Pick out all lines with the word "Shared" from the records that follow.

## SUPPLIED DATA
↓
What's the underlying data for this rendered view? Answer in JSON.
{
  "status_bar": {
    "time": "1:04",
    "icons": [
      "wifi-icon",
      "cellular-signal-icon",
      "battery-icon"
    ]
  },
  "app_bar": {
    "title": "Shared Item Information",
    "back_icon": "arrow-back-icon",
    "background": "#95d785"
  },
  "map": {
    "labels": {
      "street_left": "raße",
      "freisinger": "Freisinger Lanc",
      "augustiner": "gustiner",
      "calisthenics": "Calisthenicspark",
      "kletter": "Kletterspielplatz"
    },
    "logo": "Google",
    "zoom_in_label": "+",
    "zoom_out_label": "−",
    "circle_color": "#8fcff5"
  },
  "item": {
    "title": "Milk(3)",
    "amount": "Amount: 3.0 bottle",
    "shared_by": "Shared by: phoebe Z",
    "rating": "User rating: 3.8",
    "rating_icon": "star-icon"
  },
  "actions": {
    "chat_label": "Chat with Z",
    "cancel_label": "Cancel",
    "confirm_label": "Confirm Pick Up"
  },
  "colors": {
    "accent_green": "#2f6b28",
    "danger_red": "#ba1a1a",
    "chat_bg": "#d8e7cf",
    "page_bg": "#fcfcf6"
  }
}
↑
## SOLUTION TO THIS PROBLEM
    "title": "Shared Item Information",
    "shared_by": "Shared by: phoebe Z",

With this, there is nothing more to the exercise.